by Edgar Allan Poe
Where It All Goes Down
From the beginning of "Ulalume," Poe is pretty specific about the setting:
It was hard by the dim lake of Auber,
In the misty mid region of Weir—
It was down by the dank tarn of Auber,
In the ghoul-haunted woodland of Weir.
OK, we get that we're by a lake called Auber, which is located in a forest in the land of Weir…but how, exactly, should we picture Weir? Certainly isn't a place we've ever been to.
We imagine the setting looking like the set of an old-school horror movie – maybe sort of like Nosferatu, a 1922 silent horror movie about a vampire. Have you seen that one? You should. (You can watch it here. Thank you, YouTube.)
Anyway, we imagine that, like one of these old films, "Ulalume" is black and white. Everything is super dramatic, with big expressions, big gestures. (Poe is kind of a drama queen, right?) There has to be a whole orchestra swelling and booming every time a monster jumps out from behind a tree. All the sets are painted and cut out of wood. The shadows are huge and black, and everyone is wearing elaborate costumes. When Astarte comes out, the picture a little blurry, and she has a misty look like a silent movie queen. Psyche's wings are made out of wire and feathers and paper mache, but they still look really cool. Basically, everything looks a little unreal, a little larger than life, and that's what makes it great.
That's how we picture the setting, anyway.

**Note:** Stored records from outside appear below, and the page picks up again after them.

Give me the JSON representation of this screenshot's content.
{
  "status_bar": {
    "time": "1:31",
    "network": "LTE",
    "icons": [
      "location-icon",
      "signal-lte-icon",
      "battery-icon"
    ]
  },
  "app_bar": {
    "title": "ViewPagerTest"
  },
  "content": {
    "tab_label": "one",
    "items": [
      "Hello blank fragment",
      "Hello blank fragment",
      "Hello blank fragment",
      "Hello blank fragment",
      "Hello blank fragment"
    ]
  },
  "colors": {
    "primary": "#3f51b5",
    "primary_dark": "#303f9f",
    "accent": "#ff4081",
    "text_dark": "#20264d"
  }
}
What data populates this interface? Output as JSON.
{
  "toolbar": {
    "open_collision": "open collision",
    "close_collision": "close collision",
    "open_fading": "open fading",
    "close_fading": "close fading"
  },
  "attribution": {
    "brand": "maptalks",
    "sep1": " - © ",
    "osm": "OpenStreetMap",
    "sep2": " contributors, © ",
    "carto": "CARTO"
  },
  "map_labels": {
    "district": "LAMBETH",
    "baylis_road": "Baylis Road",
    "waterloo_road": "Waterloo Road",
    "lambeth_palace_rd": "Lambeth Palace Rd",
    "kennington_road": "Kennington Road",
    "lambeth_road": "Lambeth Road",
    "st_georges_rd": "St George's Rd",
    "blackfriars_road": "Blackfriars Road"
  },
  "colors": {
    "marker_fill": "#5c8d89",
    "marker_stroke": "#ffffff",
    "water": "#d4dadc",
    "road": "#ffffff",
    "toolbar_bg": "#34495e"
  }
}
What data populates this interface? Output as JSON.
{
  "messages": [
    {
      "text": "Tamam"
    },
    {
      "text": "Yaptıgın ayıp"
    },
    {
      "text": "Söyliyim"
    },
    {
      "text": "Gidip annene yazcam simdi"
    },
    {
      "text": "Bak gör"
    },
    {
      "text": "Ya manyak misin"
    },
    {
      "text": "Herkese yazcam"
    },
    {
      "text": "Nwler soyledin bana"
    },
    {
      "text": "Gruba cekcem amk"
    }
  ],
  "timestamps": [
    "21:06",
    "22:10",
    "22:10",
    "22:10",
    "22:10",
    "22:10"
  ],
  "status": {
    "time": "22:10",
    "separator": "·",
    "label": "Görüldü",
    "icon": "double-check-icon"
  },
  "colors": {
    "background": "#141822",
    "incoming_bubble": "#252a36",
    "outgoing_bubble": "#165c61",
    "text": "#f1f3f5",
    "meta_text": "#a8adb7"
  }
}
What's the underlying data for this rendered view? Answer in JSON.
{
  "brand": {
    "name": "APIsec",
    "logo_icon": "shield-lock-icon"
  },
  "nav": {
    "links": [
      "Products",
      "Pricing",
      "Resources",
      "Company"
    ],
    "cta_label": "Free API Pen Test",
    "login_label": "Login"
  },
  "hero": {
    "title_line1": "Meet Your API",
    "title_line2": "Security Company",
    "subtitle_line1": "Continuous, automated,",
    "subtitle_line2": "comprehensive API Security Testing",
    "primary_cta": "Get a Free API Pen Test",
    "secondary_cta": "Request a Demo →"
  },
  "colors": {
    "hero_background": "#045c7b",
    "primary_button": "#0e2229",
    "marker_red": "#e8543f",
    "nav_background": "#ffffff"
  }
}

How about you? What do you think this "ghoul-haunted woodland of Weir" is like?